"I think you've got the industry looking at this issue on convergence in Chicago that has woke people up --- is there another alternative, a different choice?" Scott Cordes, president of brokerage Country Hedging and a member of the MGE board of directors, told Reuters on Tuesday.
Scott Hedin of St. Croix Commodities Inc, another MGE board member, attributed the sudden boost to "marketing opportunities for not only the speculative community but also commercial entities to capture some synthetic basis trading" using the SRWI market.
He added that a "general frustration with the Chicago confusion" had also helped boost interest in the SRWI market.
The MGE's grain index contracts are based on an index of cash prices collected daily from more than 500 grain elevators. A huge, continual and abnormal discount of cash basis prices to the CBOT wheat contract in recent years -- $1-2 or more per bushel -- has been a huge problem for elevators.
The spread tightened to about 70 cents at CBOT September wheat expiration but hedgers say it needs to improve.
A "synthetic," paper basis position can be fashioned, say, with a sale of SRWI futures and a purchase of CBOT futures.
"Predictable basis and reliable convergence between cash and futures markets" is touted for SRWI by the MGE's web site.
That element -- cash rather than physical delivery -- and much smaller speculative participation in MGE have held back the index contracts from getting much traction -- until now.
"I thought we'd have seen some interest much earlier. But I think the trade was giving the CME a chance to fix their contract," said one trader with commercial grain clients.
"However, patience of the grain handling community has run out and the majority of players are looking for other alternatives. This is how the SRW Index contract got its foot in the door," the trader said.

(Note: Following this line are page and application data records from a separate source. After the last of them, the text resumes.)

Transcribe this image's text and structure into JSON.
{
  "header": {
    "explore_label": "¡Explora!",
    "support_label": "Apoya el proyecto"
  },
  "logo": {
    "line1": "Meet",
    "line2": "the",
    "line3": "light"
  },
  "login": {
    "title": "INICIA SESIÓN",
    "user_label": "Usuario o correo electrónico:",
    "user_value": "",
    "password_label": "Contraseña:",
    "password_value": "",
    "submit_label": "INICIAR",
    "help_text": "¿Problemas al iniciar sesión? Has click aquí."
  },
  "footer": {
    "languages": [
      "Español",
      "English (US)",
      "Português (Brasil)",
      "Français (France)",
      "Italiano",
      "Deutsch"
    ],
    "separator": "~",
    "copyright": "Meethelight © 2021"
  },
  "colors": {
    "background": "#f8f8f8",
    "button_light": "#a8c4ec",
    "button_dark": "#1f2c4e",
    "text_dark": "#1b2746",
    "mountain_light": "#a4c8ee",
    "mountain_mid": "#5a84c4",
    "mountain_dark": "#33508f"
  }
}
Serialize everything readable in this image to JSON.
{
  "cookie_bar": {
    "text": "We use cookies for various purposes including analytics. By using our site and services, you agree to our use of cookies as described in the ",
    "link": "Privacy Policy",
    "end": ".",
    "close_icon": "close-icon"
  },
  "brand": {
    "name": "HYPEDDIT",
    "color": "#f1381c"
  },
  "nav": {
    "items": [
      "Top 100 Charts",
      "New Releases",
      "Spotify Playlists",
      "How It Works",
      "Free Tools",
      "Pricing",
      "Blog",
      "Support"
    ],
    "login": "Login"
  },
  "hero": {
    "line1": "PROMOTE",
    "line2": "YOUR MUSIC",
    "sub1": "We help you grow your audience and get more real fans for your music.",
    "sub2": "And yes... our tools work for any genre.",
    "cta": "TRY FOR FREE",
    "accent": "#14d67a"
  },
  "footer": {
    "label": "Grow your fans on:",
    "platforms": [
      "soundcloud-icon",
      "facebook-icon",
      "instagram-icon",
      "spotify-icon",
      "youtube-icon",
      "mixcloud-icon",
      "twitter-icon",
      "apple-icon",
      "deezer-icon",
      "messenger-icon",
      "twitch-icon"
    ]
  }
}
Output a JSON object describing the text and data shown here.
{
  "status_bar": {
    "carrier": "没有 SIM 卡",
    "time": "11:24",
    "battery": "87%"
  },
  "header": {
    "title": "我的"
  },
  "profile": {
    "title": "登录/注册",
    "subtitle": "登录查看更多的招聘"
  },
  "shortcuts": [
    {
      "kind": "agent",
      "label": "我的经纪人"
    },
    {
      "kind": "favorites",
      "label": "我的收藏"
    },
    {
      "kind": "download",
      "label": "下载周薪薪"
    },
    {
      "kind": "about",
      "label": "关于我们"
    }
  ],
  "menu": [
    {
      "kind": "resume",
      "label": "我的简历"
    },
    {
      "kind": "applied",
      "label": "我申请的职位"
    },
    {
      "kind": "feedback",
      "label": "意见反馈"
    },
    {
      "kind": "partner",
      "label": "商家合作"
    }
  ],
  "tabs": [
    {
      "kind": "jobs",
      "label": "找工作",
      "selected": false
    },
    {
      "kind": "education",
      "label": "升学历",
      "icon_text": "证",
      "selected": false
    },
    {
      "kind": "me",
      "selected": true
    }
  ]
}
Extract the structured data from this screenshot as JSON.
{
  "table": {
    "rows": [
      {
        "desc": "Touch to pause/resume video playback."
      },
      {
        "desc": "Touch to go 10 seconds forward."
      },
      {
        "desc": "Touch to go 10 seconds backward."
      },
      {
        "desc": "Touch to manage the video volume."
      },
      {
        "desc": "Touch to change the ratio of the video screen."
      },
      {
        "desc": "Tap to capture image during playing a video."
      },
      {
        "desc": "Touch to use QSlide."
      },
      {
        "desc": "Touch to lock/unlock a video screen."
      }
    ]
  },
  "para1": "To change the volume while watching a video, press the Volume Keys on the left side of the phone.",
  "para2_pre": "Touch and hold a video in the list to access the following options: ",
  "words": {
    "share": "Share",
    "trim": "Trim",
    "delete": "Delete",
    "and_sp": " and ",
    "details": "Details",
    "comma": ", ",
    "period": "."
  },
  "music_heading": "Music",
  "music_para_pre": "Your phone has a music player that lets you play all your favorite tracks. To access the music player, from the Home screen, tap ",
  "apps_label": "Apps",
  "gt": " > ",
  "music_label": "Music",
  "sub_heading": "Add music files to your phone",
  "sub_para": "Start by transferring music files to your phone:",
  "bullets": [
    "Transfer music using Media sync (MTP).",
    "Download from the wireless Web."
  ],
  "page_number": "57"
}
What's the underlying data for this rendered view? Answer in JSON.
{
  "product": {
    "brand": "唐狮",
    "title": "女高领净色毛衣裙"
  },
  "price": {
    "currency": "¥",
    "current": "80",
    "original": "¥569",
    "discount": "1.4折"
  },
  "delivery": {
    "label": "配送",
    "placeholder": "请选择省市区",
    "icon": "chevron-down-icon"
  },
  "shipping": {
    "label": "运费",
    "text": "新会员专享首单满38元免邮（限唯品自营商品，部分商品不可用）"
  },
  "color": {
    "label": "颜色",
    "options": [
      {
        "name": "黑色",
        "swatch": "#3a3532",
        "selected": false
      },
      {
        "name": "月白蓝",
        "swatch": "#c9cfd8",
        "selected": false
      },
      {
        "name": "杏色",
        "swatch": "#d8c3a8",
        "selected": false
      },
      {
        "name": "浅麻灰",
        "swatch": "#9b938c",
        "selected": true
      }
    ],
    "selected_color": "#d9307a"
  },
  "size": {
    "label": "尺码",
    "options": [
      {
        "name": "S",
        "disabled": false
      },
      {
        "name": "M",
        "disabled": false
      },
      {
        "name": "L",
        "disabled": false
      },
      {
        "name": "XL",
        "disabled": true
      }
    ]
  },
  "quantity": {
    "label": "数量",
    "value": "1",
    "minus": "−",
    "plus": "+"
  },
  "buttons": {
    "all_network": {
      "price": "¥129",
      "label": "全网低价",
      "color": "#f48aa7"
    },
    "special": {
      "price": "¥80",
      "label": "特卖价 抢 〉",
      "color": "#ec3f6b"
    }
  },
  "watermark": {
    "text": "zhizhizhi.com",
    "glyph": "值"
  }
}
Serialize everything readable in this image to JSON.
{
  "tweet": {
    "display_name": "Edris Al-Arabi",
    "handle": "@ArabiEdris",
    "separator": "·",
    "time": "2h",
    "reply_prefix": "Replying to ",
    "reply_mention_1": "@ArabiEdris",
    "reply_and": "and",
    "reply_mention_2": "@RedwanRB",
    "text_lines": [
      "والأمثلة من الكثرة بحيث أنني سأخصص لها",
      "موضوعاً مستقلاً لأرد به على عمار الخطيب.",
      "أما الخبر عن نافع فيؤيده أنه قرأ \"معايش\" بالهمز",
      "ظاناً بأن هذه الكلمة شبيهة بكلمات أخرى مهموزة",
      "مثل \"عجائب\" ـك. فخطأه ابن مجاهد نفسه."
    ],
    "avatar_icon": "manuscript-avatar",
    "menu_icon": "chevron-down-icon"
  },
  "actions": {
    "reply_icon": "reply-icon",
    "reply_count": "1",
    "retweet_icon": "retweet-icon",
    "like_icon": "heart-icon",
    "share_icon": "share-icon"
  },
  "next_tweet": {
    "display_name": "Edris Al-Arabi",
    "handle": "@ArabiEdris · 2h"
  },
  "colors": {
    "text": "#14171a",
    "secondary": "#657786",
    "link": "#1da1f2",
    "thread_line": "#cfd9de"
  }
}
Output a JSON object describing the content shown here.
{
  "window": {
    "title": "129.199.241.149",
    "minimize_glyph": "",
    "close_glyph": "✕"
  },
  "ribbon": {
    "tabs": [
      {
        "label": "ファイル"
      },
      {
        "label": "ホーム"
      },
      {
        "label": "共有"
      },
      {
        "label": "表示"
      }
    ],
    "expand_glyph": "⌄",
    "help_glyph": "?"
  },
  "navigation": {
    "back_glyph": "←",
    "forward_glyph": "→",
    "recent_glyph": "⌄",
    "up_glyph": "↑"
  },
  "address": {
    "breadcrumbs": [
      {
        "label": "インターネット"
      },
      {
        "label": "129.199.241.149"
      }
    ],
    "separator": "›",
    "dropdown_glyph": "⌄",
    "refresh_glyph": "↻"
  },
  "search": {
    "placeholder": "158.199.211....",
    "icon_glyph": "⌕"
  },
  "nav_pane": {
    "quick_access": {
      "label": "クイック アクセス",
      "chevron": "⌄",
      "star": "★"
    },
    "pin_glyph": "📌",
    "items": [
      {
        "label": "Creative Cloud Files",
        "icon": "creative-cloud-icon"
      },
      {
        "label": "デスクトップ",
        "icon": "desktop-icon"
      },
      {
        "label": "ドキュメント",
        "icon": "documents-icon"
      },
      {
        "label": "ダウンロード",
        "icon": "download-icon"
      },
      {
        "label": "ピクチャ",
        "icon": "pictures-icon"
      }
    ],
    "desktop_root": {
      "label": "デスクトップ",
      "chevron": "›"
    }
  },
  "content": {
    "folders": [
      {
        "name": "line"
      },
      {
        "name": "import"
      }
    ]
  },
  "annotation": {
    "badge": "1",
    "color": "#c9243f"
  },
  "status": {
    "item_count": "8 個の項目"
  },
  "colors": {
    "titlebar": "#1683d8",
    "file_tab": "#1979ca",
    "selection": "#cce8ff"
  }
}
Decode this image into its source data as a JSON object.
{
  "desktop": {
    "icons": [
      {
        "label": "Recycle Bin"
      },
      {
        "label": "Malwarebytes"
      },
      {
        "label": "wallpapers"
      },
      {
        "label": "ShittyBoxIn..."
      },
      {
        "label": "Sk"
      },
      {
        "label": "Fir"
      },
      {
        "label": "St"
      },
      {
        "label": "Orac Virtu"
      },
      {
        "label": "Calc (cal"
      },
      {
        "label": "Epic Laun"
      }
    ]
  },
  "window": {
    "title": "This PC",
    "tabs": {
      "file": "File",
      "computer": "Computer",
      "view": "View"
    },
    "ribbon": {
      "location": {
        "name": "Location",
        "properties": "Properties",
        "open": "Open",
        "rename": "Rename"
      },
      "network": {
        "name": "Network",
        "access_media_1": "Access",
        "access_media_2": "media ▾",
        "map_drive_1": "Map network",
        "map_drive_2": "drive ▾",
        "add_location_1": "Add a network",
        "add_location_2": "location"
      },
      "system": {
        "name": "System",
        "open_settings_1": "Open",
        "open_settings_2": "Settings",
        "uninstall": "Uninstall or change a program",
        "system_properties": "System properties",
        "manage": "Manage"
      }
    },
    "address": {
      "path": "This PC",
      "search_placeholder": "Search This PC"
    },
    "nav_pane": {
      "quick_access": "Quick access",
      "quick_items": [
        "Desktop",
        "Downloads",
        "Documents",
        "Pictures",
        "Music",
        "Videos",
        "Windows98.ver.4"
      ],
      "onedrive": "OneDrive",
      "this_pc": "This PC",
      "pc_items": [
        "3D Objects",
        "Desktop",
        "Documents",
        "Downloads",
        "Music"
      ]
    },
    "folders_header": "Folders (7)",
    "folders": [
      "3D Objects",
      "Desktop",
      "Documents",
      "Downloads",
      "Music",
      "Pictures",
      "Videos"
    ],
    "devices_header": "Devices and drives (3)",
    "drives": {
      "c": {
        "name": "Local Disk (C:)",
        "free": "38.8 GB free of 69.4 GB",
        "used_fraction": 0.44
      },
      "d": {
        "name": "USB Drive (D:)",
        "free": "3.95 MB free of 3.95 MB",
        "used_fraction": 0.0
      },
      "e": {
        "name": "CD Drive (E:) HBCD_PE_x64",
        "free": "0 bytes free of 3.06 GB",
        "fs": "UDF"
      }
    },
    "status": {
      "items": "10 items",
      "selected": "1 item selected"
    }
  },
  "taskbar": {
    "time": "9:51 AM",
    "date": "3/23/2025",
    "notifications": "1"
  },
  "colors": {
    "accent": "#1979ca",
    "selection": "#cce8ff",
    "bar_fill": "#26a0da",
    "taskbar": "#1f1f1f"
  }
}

A veteran MGE trader said: "My guess is from what I've seen they've convinced some market maker or some small hedge fund to spread that against the CBOT wheat contract with the idea they are so disgusted with the lack of convergence in Chicago soft red they want to show that this is a better tool." (Additional reporting by Julie Ingwersen; Editing by David Gregorio)